Children under 18 years represent 40 per cent of the country’s 150 million people. According to the UN Inter-agency Group for Child Mortality Estimation, the under-five mortality rate (U5MR) in Bangladesh stood at 46 deaths per 1,000 live births in 2011, which matches the MDG 4 target of reducing child deaths by two thirds between 1990 and 2015. The U5MR declined remarkably from 133 (1991) to 46 (2011) per 1000 live births; being higher for the lowest quintile compared to the wealthiest in absolute terms but the ratio of poorest to richest is virtually static at 1.9 (1994) compared to 2.0 (2007), indicating the perpetuation of equity gap.
But variation in mortality rate is evident by rural and urban (55 versus 50), by geographic divisions (71 the highest in Sylhet and 42 the lowest in Rangpur) and by wealth quintiles (37 in highest quintile and 64 in lowest quintile) . Under-five mortality rate in urban slums is worst at 95 per live 1000 births, compared to rural or non-slum urban areas, according to a 2009 study conducted by the UNICEF.
Despite significant progress in immunization services, coverage of fully vaccinated children by 12 months of age is 75 per cent among the lowest quintile compared to 84 per cent for the wealthiest.
According to experts, accessibility to healthcare services depends largely on economic status. Children from poor households tend to suffer from more diseases than those who are better off. Children from poor households are considerably excluded from health services for a variety of reasons.
According to Mohammad Shafiqul Islam, social policy specialist of Unicef, reducing the existing disparities require ensuring access to quality basic health services backed by equity focused budgeting and effective expenditure; while making the service providers accountable to right holders. “The budget needs to be more focused on areas with obvious equity gaps and child health challenge.”
Delivering healthcare services to children living in urban slums, working on the streets and those in hazardous environments requires special programme backed by adequate budgetary provisions, he added.
Continued equity based funding is needed to improve the health status of children living in char, haor, coastal and hilly areas and urban slums.
Citing a 2011 Unicef and Unnayan Shamannaystudy, Islam said that health sector budget per child has been estimated to be a mere Tk 606 in the provisional budget of Fiscal Year (FY) 2012-13, implying, on average, 14.3 per cent increase per annum from actual expenditure of FY2009-10.
On the other hand, per capita national budget rose from Tk 6,836 to Tk 12,458. The average annual growth of per capita total budget was about 27.4 per cent during this period. Hence, the growth of health budget per child is just half of the growth of per capita total budget, indicating possible shift in fiscal priority from child health care to other priorities, he informed.

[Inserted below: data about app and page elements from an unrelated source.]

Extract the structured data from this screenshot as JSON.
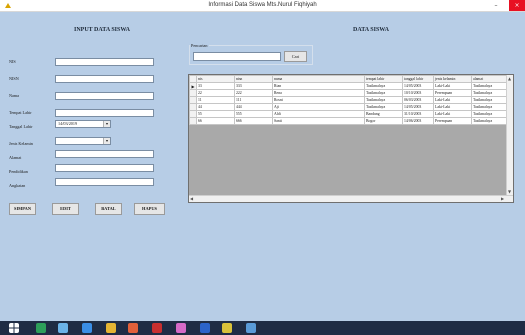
{
  "window": {
    "title": "Informasi Data Siswa Mts.Nurul Fiqhiyah",
    "minimize_glyph": "–",
    "close_glyph": "×"
  },
  "form": {
    "heading": "INPUT DATA SISWA",
    "nis_label": "NIS",
    "nisn_label": "NISN",
    "nama_label": "Nama",
    "tempat_lahir_label": "Tempat Lahir",
    "tanggal_lahir_label": "Tanggal Lahir",
    "tanggal_lahir_value": "14/03/2019",
    "jenis_kelamin_label": "Jenis Kelamin",
    "alamat_label": "Alamat",
    "pendidikan_label": "Pendidikan",
    "angkatan_label": "Angkatan",
    "nis_value": "",
    "nisn_value": "",
    "nama_value": "",
    "tempat_lahir_value": "",
    "jenis_kelamin_value": "",
    "alamat_value": "",
    "pendidikan_value": "",
    "angkatan_value": ""
  },
  "buttons": {
    "simpan": "SIMPAN",
    "edit": "EDIT",
    "batal": "BATAL",
    "hapus": "HAPUS"
  },
  "data_panel": {
    "heading": "DATA SISWA",
    "search_group_label": "Pencarian",
    "search_value": "",
    "search_button": "Cari"
  },
  "table": {
    "columns": [
      "nis",
      "nisn",
      "nama",
      "tempat lahir",
      "tanggal lahir",
      "jenis kelamin",
      "alamat"
    ],
    "rows": [
      [
        "33",
        "333",
        "Rian",
        "Tasikmalaya",
        "14/05/2003",
        "Laki-Laki",
        "Tasikmalaya"
      ],
      [
        "22",
        "222",
        "Rena",
        "Tasikmalaya",
        "10/10/2003",
        "Perempuan",
        "Tasikmalaya"
      ],
      [
        "11",
        "111",
        "Rosni",
        "Tasikmalaya",
        "06/03/2003",
        "Laki-Laki",
        "Tasikmalaya"
      ],
      [
        "44",
        "444",
        "Aji",
        "Tasikmalaya",
        "14/05/2003",
        "Laki-Laki",
        "Tasikmalaya"
      ],
      [
        "55",
        "555",
        "Aldi",
        "Bandung",
        "31/10/2003",
        "Laki-Laki",
        "Tasikmalaya"
      ],
      [
        "66",
        "666",
        "Santi",
        "Bogor",
        "14/06/2003",
        "Perempuan",
        "Tasikmalaya"
      ]
    ],
    "current_row_marker": "▶"
  },
  "colors": {
    "form_background": "#b7cde6",
    "close_button": "#e81123",
    "taskbar": "#1f2c44"
  },
  "icons": {
    "app": "app-icon",
    "combo_arrow": "chevron-down-icon",
    "taskbar": [
      "windows-start-icon",
      "file-explorer-icon",
      "store-icon",
      "edge-icon",
      "folder-icon",
      "office-icon",
      "app-icon",
      "paint-icon",
      "word-icon",
      "sketch-icon",
      "notepad-icon"
    ]
  }
}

The lowest quintile households are less likely to receive health care services from hospitals as only about 17 per cent can access government health care services while the top quintile receives about 25 per cent.
If children are the future of the country then it is imperative to invest into their health early enough with focus on populations most deprived of life saving high impact interventions. Will the 2013-2014 health sector budget address the inequities in child health for deprived population groups? Time will tell.